_Problem to work on_: For this task, retype the records below exactly.

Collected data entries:
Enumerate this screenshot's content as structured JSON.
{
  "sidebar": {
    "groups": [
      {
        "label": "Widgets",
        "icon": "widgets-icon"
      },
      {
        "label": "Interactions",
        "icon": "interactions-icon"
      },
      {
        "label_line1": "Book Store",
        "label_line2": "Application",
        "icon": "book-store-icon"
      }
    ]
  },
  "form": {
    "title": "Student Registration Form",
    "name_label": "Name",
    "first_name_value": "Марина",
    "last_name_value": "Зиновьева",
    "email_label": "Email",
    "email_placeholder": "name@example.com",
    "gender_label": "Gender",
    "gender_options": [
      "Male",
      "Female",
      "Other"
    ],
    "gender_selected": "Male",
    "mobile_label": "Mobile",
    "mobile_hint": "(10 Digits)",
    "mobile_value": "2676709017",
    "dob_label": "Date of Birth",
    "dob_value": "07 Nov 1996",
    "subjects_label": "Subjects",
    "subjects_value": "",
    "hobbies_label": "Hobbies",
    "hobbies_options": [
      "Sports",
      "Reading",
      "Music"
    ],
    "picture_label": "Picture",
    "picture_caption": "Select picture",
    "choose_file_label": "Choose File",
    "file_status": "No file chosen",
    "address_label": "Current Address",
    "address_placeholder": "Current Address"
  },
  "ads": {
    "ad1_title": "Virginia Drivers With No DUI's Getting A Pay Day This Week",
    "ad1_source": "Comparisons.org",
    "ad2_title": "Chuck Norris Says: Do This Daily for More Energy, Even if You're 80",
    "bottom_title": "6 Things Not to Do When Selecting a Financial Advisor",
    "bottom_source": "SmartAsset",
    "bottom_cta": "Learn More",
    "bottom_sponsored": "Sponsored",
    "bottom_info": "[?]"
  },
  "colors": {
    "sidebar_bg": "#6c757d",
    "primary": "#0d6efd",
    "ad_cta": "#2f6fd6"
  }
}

_Solution to this task_:
Enumerate this screenshot's content as structured JSON.
{
  "sidebar": {
    "groups": [
      {
        "label": "Widgets",
        "icon": "widgets-icon"
      },
      {
        "label": "Interactions",
        "icon": "interactions-icon"
      },
      {
        "label_line1": "Book Store",
        "label_line2": "Application",
        "icon": "book-store-icon"
      }
    ]
  },
  "form": {
    "title": "Student Registration Form",
    "name_label": "Name",
    "first_name_value": "Марина",
    "last_name_value": "Зиновьева",
    "email_label": "Email",
    "email_placeholder": "name@example.com",
    "gender_label": "Gender",
    "gender_options": [
      "Male",
      "Female",
      "Other"
    ],
    "gender_selected": "Male",
    "mobile_label": "Mobile",
    "mobile_hint": "(10 Digits)",
    "mobile_value": "2676709017",
    "dob_label": "Date of Birth",
    "dob_value": "07 Nov 1996",
    "subjects_label": "Subjects",
    "subjects_value": "",
    "hobbies_label": "Hobbies",
    "hobbies_options": [
      "Sports",
      "Reading",
      "Music"
    ],
    "picture_label": "Picture",
    "picture_caption": "Select picture",
    "choose_file_label": "Choose File",
    "file_status": "No file chosen",
    "address_label": "Current Address",
    "address_placeholder": "Current Address"
  },
  "ads": {
    "ad1_title": "Virginia Drivers With No DUI's Getting A Pay Day This Week",
    "ad1_source": "Comparisons.org",
    "ad2_title": "Chuck Norris Says: Do This Daily for More Energy, Even if You're 80",
    "bottom_title": "6 Things Not to Do When Selecting a Financial Advisor",
    "bottom_source": "SmartAsset",
    "bottom_cta": "Learn More",
    "bottom_sponsored": "Sponsored",
    "bottom_info": "[?]"
  },
  "colors": {
    "sidebar_bg": "#6c757d",
    "primary": "#0d6efd",
    "ad_cta": "#2f6fd6"
  }
}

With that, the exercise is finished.